Index participation units are the growth component of choice in the FPX indexes.
When Richard Croft and I designed the indexes, our decision to use IPUs was consistent with the passive investment philosophy we employed.
First, what are IPUs? They are exchange-traded securities that represent a specific underlying market index.
The IPUs included in the FPX indexes are the Canadian i60s, U.S. SPDRs and country-specific iShares. (The latter were previously known as Worldwide Equity Benchmark Shares --WEBS -- and are based on the relevant Morgan Stanley Capital International world composite index.) The combination of French, German, Japanese, Mexican and British iShares with the SPDRs (Standard & Poor's depositary receipts) was designed to have the global portfolio mimic the performance of the MSCI world index .
Why did we choose IPUs? We did so because they track indexes relatively closely and are generally cost-efficient because the portfolio turnover is relatively low.
Now, however, proposed legislation from the federal Department of Finance has raised understandable concerns on the part of IPU investors.
The June 22 draft legislation on the taxation of non-resident trusts and foreign investment entities (FIEs) was designed primarily as an anti-avoidance measure to deal with Canadians who use offshore trusts -- Canadians are, after all, taxable on worldwide income.
The legislation, however, also contains a provision requiring that Canadian investors include in taxable income an amount attributable to their annual share of the income earned by an FIE. The definition of an FIE would include all non-Canadian IPUs including SPDRs, iShares and (Dow-based) DIAMONDS, and other such index-related products.
How this so-called income earned is calculated is the crux of the problem. Under the proposed legislation, the investor theoretically can use either the accrual or the mark-to-market method for calculating the amount.
Using the accrual approach, the investor includes in income for the year an amount equal to the fund's realized capital gains, that is, the gains associated with the fund selling assets. In an index fund, this generally occurs when the index itself is adjusted. In recent years, the degree of index readjustment activity has been increasing. Nevertheless, in any given year the amount attributable to such gains would be a relatively small number, at least relative to the absolute movements in the products themselves.

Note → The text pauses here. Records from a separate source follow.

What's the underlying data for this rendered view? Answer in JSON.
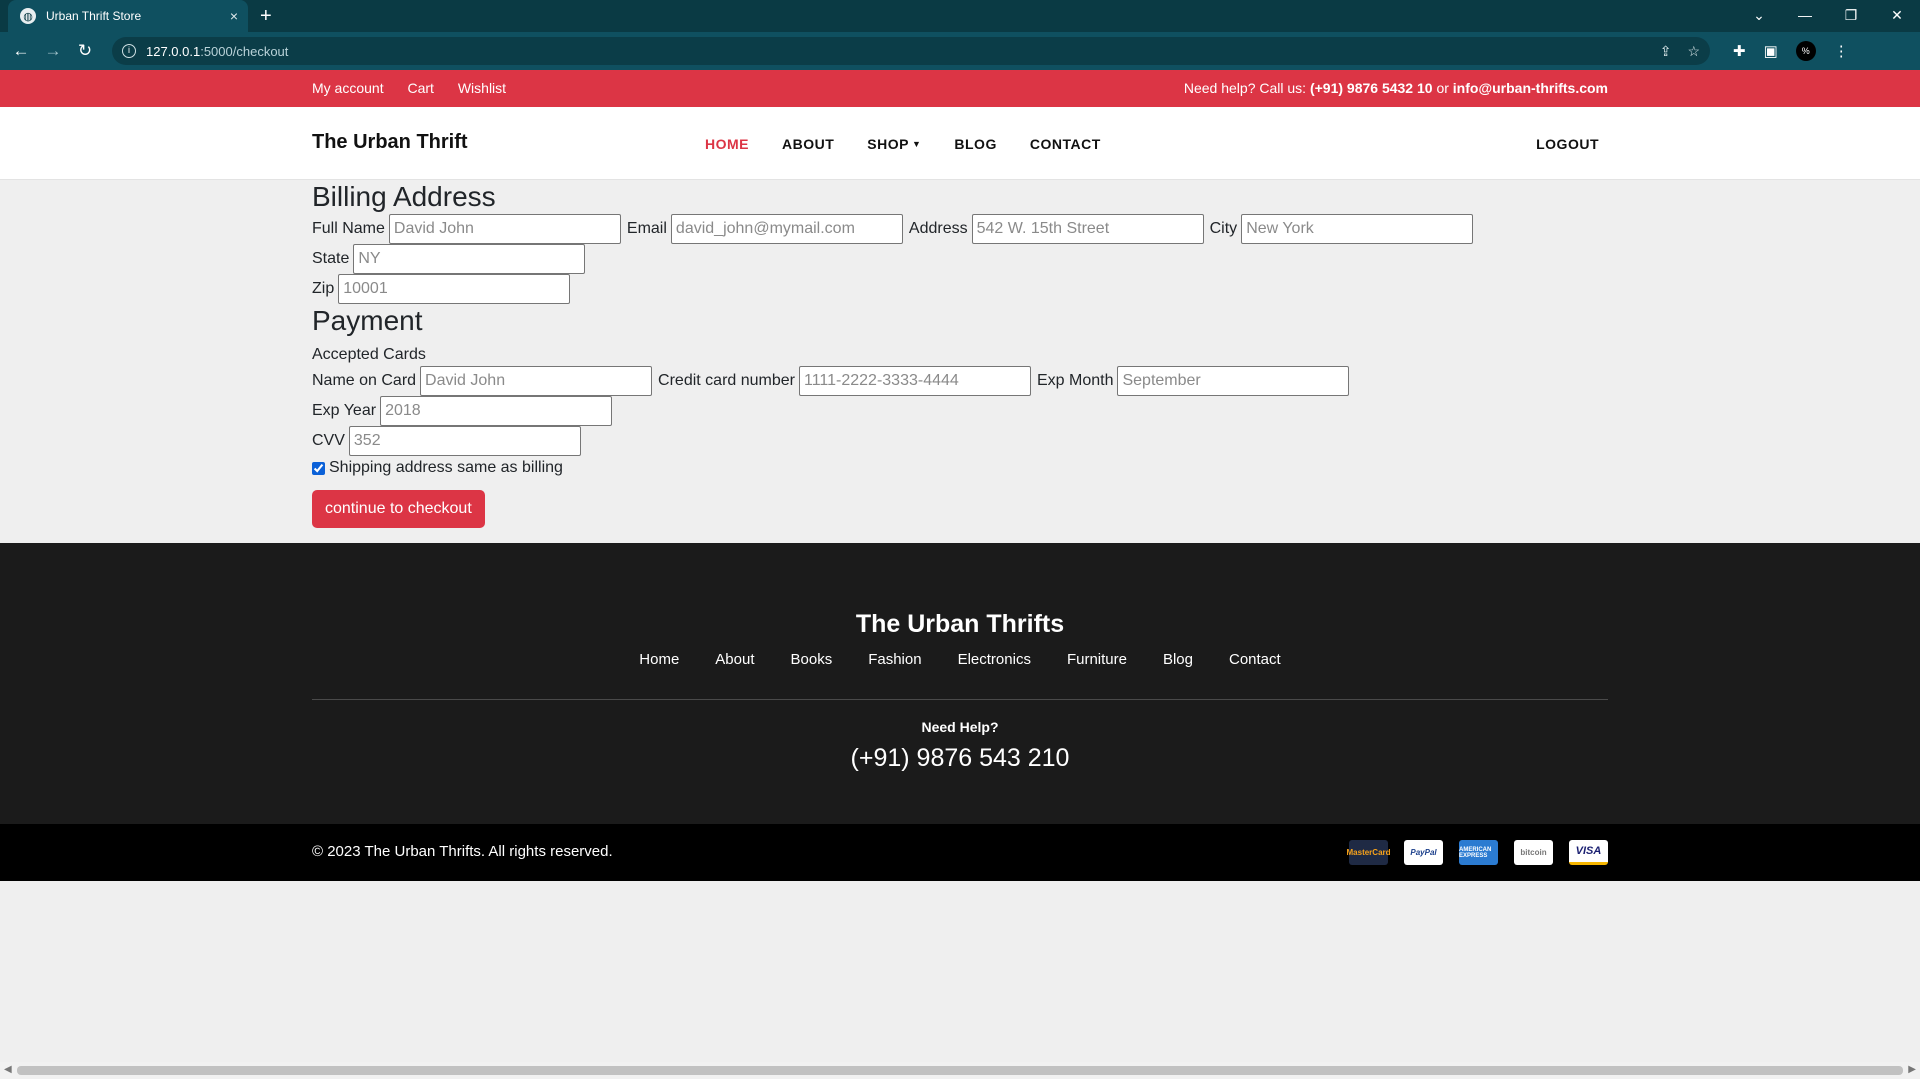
{
  "browser": {
    "tab_title": "Urban Thrift Store",
    "tab_close": "×",
    "new_tab": "+",
    "url_host": "127.0.0.1",
    "url_path": ":5000/checkout",
    "controls": {
      "collapse": "⌄",
      "minimize": "—",
      "restore": "❐",
      "close": "✕"
    }
  },
  "topbar": {
    "links": [
      "My account",
      "Cart",
      "Wishlist"
    ],
    "help_prefix": "Need help? Call us: ",
    "phone": "(+91) 9876 5432 10",
    "or": " or ",
    "email": "info@urban-thrifts.com"
  },
  "navbar": {
    "brand": "The Urban Thrift",
    "menu": [
      "HOME",
      "ABOUT",
      "SHOP",
      "BLOG",
      "CONTACT"
    ],
    "active": "HOME",
    "logout": "LOGOUT"
  },
  "billing": {
    "heading": "Billing Address",
    "full_name": {
      "label": "Full Name",
      "placeholder": "David John"
    },
    "email": {
      "label": "Email",
      "placeholder": "david_john@mymail.com"
    },
    "address": {
      "label": "Address",
      "placeholder": "542 W. 15th Street"
    },
    "city": {
      "label": "City",
      "placeholder": "New York"
    },
    "state": {
      "label": "State",
      "placeholder": "NY"
    },
    "zip": {
      "label": "Zip",
      "placeholder": "10001"
    }
  },
  "payment": {
    "heading": "Payment",
    "accepted_cards": "Accepted Cards",
    "name_on_card": {
      "label": "Name on Card",
      "placeholder": "David John"
    },
    "card_number": {
      "label": "Credit card number",
      "placeholder": "1111-2222-3333-4444"
    },
    "exp_month": {
      "label": "Exp Month",
      "placeholder": "September"
    },
    "exp_year": {
      "label": "Exp Year",
      "placeholder": "2018"
    },
    "cvv": {
      "label": "CVV",
      "placeholder": "352"
    },
    "same_address": {
      "label": "Shipping address same as billing",
      "checked": true
    },
    "submit": "continue to checkout"
  },
  "footer": {
    "brand": "The Urban Thrifts",
    "links": [
      "Home",
      "About",
      "Books",
      "Fashion",
      "Electronics",
      "Furniture",
      "Blog",
      "Contact"
    ],
    "help_title": "Need Help?",
    "phone": "(+91) 9876 543 210",
    "copyright": "© 2023 The Urban Thrifts. All rights reserved.",
    "payment_icons": [
      {
        "name": "mastercard-icon",
        "text": "MasterCard"
      },
      {
        "name": "paypal-icon",
        "text": "PayPal"
      },
      {
        "name": "amex-icon",
        "text": "AMERICAN EXPRESS"
      },
      {
        "name": "bitcoin-icon",
        "text": "bitcoin"
      },
      {
        "name": "visa-icon",
        "text": "VISA"
      }
    ]
  },
  "colors": {
    "accent": "#dc3545",
    "browser": "#0f5060",
    "footer": "#1b1b1b"
  }
}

So, for example, if you own 100 SPDRs at $140 a share and in a given year the SPDR trusts generates $1.10 per share in capital gains (due to trades within the portfolio), you would include $110 as income for the year.
The legislation goes on to say that if Canadian investors do not have sufficient information to calculate the accrued amount, they would be required to include in income the annual increase in the fair market value -- the mark-to-market approach.

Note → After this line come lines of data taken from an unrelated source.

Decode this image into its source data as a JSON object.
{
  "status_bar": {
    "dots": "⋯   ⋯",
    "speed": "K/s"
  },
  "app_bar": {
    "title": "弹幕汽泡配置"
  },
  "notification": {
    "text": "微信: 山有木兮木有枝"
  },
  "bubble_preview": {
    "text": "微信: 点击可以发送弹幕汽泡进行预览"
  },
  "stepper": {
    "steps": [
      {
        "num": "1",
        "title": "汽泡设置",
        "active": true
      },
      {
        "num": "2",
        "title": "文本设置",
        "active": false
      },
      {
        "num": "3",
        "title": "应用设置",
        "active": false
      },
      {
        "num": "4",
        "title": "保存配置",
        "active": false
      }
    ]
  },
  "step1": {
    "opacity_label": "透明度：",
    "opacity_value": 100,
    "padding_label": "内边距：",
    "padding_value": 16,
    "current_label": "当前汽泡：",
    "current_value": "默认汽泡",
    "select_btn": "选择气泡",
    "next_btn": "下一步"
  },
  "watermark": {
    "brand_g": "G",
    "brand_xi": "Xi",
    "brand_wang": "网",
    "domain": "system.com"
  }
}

This is what has caused the concern and where the danger lies of throwing the baby out with the bath water. If you had to use the mark-to-market approach, it would mean that if the IPU rose in value from, say, $140 to $150 per unit, you would have to include $10 per unit in your calculation of taxable income -- despite the fact that you had not transacted at all.

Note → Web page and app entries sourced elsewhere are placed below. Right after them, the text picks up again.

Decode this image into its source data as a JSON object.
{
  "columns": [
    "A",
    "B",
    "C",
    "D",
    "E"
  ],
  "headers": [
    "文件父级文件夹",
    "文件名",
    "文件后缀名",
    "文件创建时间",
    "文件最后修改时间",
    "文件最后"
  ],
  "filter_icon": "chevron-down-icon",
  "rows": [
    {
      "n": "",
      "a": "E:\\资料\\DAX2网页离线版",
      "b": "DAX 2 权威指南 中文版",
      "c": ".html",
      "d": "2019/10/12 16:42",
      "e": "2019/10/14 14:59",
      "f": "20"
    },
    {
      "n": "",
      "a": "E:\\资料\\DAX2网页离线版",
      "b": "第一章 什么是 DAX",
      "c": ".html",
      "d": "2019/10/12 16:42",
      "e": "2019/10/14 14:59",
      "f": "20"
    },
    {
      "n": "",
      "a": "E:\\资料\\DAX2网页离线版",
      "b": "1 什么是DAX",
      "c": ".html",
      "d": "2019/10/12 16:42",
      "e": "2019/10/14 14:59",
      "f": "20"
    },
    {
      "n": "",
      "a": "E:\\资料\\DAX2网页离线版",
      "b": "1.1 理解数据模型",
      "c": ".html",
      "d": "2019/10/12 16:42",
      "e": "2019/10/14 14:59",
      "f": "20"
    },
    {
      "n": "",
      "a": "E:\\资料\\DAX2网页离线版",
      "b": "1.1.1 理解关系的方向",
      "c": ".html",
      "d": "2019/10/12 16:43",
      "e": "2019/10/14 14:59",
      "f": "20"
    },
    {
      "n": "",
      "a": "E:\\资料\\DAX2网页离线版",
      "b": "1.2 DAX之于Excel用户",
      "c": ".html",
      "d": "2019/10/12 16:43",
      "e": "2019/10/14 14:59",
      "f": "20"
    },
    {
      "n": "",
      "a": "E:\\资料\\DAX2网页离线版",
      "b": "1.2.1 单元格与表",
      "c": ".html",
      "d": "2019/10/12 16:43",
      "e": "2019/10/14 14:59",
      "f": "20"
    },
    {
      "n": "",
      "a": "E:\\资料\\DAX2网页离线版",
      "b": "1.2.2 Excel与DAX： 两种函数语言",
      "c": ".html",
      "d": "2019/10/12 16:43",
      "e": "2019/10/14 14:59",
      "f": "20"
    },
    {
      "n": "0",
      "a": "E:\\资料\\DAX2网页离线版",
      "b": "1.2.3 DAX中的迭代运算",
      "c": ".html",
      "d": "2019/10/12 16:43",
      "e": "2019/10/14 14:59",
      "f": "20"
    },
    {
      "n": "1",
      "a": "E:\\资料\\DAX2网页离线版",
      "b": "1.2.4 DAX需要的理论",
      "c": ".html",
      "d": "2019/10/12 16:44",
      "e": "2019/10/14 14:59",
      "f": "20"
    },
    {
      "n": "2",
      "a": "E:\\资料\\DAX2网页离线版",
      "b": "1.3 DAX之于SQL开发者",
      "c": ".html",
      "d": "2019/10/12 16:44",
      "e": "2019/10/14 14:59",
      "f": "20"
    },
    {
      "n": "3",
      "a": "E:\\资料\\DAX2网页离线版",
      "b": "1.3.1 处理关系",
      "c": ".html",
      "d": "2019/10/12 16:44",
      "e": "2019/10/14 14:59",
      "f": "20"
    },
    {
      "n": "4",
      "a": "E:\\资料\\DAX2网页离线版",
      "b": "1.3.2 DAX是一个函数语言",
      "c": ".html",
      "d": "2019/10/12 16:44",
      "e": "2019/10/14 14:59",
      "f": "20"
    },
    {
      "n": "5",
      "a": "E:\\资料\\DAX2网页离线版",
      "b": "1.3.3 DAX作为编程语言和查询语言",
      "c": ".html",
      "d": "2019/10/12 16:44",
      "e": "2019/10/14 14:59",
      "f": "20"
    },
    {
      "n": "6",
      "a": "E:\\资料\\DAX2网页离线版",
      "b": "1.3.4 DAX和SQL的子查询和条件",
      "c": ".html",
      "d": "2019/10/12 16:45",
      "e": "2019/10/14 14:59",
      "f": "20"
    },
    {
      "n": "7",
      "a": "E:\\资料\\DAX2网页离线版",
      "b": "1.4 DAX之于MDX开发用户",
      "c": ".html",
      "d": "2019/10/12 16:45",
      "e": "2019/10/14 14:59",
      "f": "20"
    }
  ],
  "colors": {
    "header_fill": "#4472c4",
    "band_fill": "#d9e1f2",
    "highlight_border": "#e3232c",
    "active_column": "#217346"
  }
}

Obviously, this last approach is totally repugnant and would represent an unprecedented form of oppression for investors. My prediction, however, is that this is not likely to happen.
I and colleague David Louis, a tax lawyer at Minden Gross, were able to verify that most (if not all) of these IPUs distribute at least 90% of their gross income from dividends, interest and gains from the dispositions of stock. This means that under the accrual method, in general, the undeclared income from realized capital gains in the fund would be zero or close to zero.
Accordingly, we hope that the Department of Finance will automatically exempt all IPUs from the application of the rule, since it shouldn't ap